Prompt: Write out the entire listing below exactly, with the pictures left out.

Data provided:
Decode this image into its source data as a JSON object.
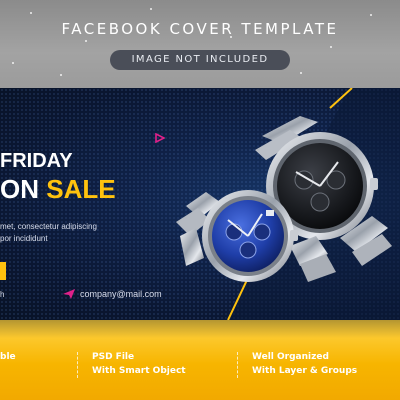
{
  "header": {
    "title": "FACEBOOK COVER TEMPLATE",
    "badge": "IMAGE NOT INCLUDED"
  },
  "banner": {
    "headline_line1": "FRIDAY",
    "headline_line2_a": "ON ",
    "headline_line2_b": "SALE",
    "description_line1": "met, consectetur adipiscing",
    "description_line2": "por incididunt",
    "small_text": "h",
    "email": "company@mail.com",
    "colors": {
      "background": "#0b1833",
      "accent_yellow": "#ffc20e",
      "accent_pink": "#e0218a"
    }
  },
  "features": [
    {
      "line1": "",
      "line2": "ble"
    },
    {
      "line1": "PSD File",
      "line2": "With Smart Object"
    },
    {
      "line1": "Well Organized",
      "line2": "With Layer & Groups"
    }
  ],
  "icons": {
    "play": "pink-triangle-icon",
    "mail": "send-icon"
  }
}
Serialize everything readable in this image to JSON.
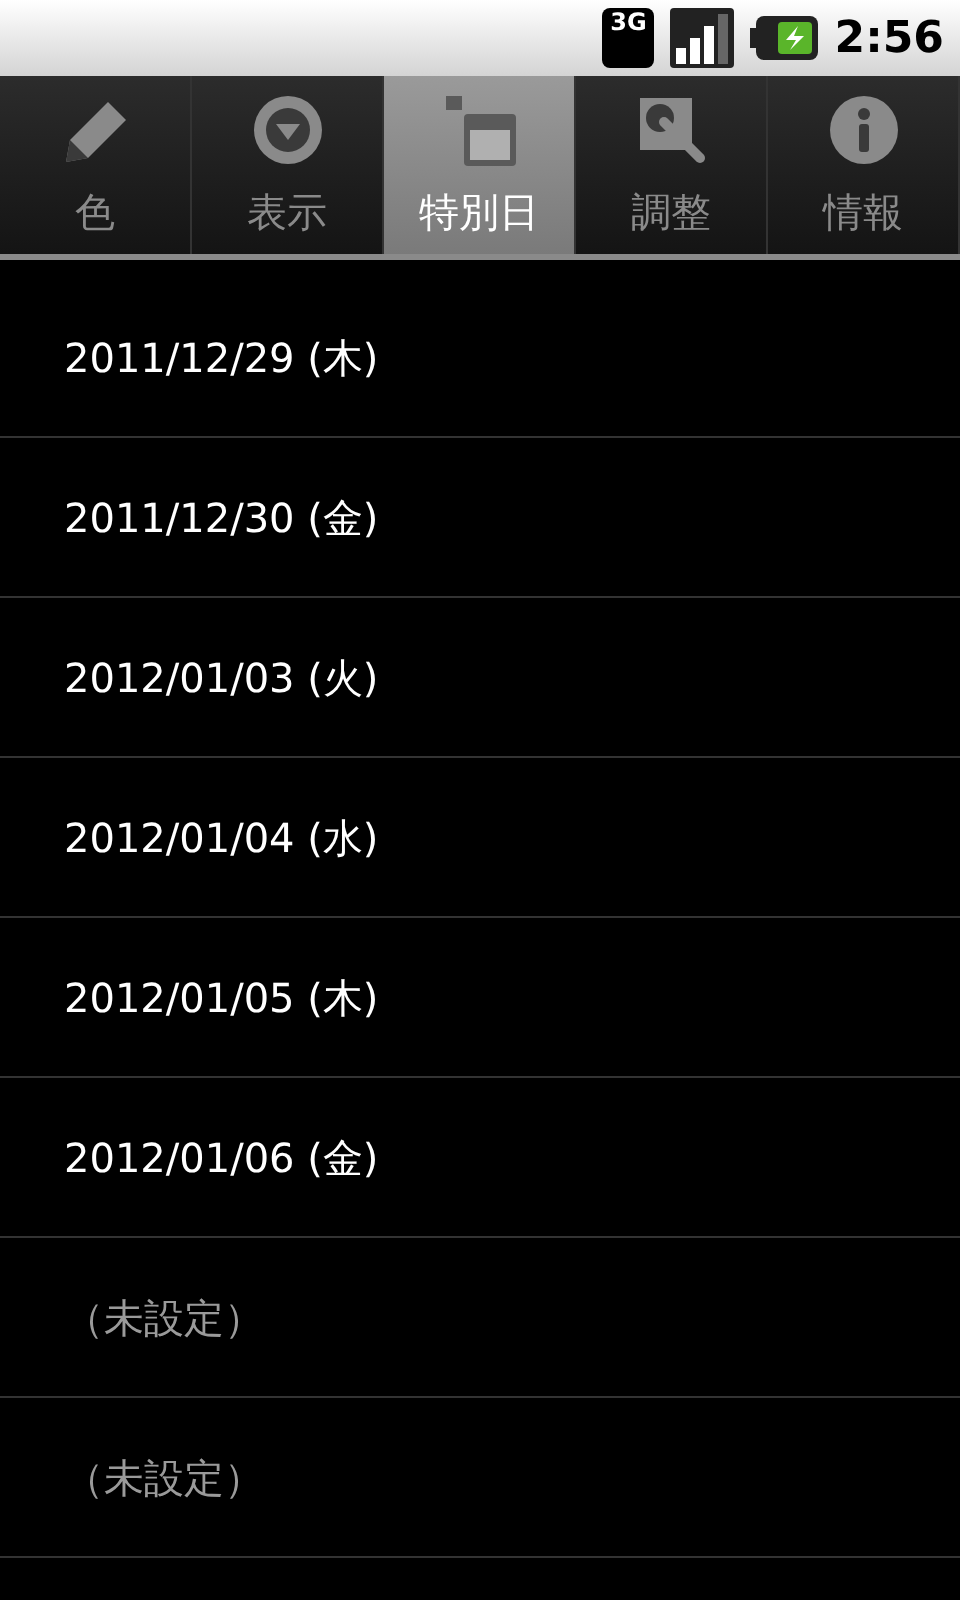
{
  "status_bar": {
    "network": "3G",
    "time": "2:56"
  },
  "tabs": [
    {
      "label": "色",
      "kind": "pencil",
      "selected": false
    },
    {
      "label": "表示",
      "kind": "down",
      "selected": false
    },
    {
      "label": "特別日",
      "kind": "calendar",
      "selected": true
    },
    {
      "label": "調整",
      "kind": "wrench",
      "selected": false
    },
    {
      "label": "情報",
      "kind": "info",
      "selected": false
    }
  ],
  "rows": [
    {
      "kind": "date",
      "text": "2011/12/29 (木)"
    },
    {
      "kind": "date",
      "text": "2011/12/30 (金)"
    },
    {
      "kind": "date",
      "text": "2012/01/03 (火)"
    },
    {
      "kind": "date",
      "text": "2012/01/04 (水)"
    },
    {
      "kind": "date",
      "text": "2012/01/05 (木)"
    },
    {
      "kind": "date",
      "text": "2012/01/06 (金)"
    },
    {
      "kind": "unset",
      "text": "（未設定）"
    },
    {
      "kind": "unset",
      "text": "（未設定）"
    }
  ]
}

Expected output:
Decode this image into its source data as a JSON object.
{
  "header": {
    "title": "FACEBOOK COVER TEMPLATE",
    "badge": "IMAGE NOT INCLUDED"
  },
  "banner": {
    "headline_line1": "FRIDAY",
    "headline_line2_a": "ON ",
    "headline_line2_b": "SALE",
    "description_line1": "met, consectetur adipiscing",
    "description_line2": "por incididunt",
    "small_text": "h",
    "email": "company@mail.com",
    "colors": {
      "background": "#0b1833",
      "accent_yellow": "#ffc20e",
      "accent_pink": "#e0218a"
    }
  },
  "features": [
    {
      "line1": "",
      "line2": "ble"
    },
    {
      "line1": "PSD File",
      "line2": "With Smart Object"
    },
    {
      "line1": "Well Organized",
      "line2": "With Layer & Groups"
    }
  ],
  "icons": {
    "play": "pink-triangle-icon",
    "mail": "send-icon"
  }
}
Serialize everything readable in this image to JSON.
{
  "status_bar": {
    "network": "3G",
    "time": "2:56"
  },
  "tabs": [
    {
      "label": "色",
      "kind": "pencil",
      "selected": false
    },
    {
      "label": "表示",
      "kind": "down",
      "selected": false
    },
    {
      "label": "特別日",
      "kind": "calendar",
      "selected": true
    },
    {
      "label": "調整",
      "kind": "wrench",
      "selected": false
    },
    {
      "label": "情報",
      "kind": "info",
      "selected": false
    }
  ],
  "rows": [
    {
      "kind": "date",
      "text": "2011/12/29 (木)"
    },
    {
      "kind": "date",
      "text": "2011/12/30 (金)"
    },
    {
      "kind": "date",
      "text": "2012/01/03 (火)"
    },
    {
      "kind": "date",
      "text": "2012/01/04 (水)"
    },
    {
      "kind": "date",
      "text": "2012/01/05 (木)"
    },
    {
      "kind": "date",
      "text": "2012/01/06 (金)"
    },
    {
      "kind": "unset",
      "text": "（未設定）"
    },
    {
      "kind": "unset",
      "text": "（未設定）"
    }
  ]
}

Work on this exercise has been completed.